Objective: In randomized trials a higher proportion of women prescribed continuous combined hormone replacement therapy complete the full course of treatment compared with those prescribed sequential therapy. We sought to determine adherence to hormone therapy in a less-selected population.
Study design: Women enrolled in a prepaid health plan participated in a telephone interview 12 to 15 months after newly initiating use of hormone replacement therapy. The interview elicited information on whether the women were still taking the hormones as first prescribed and reasons for switching or discontinuation.

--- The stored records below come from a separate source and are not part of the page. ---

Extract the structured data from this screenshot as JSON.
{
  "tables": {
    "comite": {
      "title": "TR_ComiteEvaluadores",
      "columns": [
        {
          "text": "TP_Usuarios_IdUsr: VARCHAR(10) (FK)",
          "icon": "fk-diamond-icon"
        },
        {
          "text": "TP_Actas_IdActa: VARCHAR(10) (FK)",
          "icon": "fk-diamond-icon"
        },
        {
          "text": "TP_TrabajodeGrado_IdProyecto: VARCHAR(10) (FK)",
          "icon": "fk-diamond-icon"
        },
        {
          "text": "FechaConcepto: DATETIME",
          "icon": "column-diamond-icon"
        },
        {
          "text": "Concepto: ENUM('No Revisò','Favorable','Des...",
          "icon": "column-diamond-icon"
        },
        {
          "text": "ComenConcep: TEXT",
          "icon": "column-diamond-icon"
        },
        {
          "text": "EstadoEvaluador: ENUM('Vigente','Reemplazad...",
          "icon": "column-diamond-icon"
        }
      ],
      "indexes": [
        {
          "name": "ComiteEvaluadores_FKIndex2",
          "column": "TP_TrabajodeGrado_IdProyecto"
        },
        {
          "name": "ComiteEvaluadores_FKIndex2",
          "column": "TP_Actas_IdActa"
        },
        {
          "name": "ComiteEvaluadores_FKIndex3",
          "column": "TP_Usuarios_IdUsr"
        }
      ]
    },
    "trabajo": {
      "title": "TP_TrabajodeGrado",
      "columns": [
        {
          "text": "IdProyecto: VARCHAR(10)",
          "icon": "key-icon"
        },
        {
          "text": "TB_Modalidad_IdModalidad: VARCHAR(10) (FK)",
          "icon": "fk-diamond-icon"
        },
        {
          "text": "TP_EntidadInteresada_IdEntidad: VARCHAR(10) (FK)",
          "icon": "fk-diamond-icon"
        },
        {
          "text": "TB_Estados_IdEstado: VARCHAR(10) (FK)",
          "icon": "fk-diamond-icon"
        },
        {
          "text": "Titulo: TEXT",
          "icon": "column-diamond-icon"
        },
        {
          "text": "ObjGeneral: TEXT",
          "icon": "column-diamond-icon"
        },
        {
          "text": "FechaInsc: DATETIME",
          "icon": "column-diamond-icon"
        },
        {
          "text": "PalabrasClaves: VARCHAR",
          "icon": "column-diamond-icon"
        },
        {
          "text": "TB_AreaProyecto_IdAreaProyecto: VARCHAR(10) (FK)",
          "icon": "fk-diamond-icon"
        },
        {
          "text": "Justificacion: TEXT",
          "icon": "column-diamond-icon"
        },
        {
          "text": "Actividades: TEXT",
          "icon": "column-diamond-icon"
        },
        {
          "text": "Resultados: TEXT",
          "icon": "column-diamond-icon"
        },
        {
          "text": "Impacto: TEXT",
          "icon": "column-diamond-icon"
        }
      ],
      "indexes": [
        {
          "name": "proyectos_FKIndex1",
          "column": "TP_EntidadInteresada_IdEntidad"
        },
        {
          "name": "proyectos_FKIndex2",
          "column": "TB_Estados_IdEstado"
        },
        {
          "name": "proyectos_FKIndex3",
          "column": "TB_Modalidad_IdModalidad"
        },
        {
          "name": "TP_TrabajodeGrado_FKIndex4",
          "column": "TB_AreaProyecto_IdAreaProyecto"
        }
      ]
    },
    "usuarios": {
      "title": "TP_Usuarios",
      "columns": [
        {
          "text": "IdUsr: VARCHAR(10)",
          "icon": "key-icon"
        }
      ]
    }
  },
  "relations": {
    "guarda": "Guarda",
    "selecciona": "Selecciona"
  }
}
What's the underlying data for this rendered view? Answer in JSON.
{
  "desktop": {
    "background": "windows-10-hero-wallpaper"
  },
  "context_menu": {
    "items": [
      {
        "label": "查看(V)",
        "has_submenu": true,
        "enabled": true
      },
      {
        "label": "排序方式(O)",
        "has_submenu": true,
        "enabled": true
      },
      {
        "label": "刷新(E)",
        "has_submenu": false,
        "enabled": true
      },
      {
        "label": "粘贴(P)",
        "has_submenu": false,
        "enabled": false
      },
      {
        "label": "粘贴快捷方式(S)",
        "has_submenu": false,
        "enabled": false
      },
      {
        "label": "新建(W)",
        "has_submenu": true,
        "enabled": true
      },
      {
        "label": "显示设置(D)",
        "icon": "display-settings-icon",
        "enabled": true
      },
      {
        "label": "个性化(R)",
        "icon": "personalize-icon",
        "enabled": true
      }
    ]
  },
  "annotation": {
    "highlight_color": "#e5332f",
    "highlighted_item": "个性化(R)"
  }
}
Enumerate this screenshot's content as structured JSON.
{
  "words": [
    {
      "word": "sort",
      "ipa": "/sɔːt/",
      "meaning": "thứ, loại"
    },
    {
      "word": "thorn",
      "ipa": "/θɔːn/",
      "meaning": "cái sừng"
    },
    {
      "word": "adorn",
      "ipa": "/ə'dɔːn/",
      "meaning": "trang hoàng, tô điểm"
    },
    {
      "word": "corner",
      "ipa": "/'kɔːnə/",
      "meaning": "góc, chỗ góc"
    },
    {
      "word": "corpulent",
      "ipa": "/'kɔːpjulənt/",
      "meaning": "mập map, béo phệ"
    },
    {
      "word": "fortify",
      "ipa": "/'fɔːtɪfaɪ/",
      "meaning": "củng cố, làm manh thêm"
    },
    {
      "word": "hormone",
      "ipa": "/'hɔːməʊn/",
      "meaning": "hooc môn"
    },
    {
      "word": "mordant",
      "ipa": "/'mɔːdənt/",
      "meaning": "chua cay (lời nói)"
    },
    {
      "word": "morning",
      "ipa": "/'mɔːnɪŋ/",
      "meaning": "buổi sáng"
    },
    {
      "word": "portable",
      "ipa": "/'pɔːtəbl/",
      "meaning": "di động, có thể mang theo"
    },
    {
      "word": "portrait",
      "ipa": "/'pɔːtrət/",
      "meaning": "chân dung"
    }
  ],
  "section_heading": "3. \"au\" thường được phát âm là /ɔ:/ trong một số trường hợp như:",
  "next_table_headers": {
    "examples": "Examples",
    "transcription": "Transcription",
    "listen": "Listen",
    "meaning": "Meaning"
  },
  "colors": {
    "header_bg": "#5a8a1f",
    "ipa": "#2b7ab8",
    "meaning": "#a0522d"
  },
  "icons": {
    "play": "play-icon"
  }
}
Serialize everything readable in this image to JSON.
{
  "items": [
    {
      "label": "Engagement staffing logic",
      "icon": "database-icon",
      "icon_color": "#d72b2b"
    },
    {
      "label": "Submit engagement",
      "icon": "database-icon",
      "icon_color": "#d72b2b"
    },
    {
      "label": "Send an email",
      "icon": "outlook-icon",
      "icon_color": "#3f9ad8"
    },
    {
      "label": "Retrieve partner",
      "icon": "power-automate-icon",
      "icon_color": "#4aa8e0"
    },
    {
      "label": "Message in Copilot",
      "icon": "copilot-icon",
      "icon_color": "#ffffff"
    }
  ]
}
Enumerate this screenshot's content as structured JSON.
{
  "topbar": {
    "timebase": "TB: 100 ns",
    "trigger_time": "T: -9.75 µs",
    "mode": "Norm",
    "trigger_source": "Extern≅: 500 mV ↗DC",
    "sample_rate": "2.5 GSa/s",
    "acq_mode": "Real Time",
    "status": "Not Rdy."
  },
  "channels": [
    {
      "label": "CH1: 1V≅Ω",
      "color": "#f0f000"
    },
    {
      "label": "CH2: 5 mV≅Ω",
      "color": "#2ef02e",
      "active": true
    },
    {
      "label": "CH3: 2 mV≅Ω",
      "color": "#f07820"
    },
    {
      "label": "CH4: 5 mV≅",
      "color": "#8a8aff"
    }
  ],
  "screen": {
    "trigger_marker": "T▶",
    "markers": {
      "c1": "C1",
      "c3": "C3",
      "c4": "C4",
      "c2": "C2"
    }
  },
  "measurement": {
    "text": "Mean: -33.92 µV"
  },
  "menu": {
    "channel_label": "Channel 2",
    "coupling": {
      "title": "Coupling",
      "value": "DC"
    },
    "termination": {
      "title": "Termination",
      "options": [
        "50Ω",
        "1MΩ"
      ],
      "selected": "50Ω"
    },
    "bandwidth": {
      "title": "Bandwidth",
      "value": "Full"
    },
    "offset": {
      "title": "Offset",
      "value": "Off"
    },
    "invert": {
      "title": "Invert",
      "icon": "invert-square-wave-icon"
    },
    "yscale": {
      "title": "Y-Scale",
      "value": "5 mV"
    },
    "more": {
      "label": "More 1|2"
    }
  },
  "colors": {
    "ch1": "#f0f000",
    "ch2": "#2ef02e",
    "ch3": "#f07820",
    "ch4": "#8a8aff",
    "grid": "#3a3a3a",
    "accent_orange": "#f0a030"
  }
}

A computerized pharmacy database was used to determine initial doses, prescription renewal, and dates of switching or discontinuation.
Results: The proportion continuing the originally prescribed hormone regimen at 1 year was higher among continuous combined therapy users (68.9%, 62/90) than among sequential therapy users (54.4%, 62/114). Women who initiated continuous combined therapy were less likely to have switched regimens (10.0%) than were sequential users (20.2%; relative risk, 0.5; 95% confidence interval, 0.2-1.0) but only somewhat less likely to have discontinued use (21.2% vs 25.4%; relative risk, 0.7; 95% confidence interval, 0.4-1.3). Examined as a whole, women prescribed continuous combined therapy were less likely than those prescribed sequential therapy to quit or switch during the first year (relative risk, 0.6; 95% confidence interval, 0.4-1.0).
Conclusion: Although adherence was higher among women prescribed continuous combined hormone replacement therapy than sequential therapy, the high level of nonadherence in both groups suggests room for improvement of menopausal therapies so that women find them acceptable for sustained use.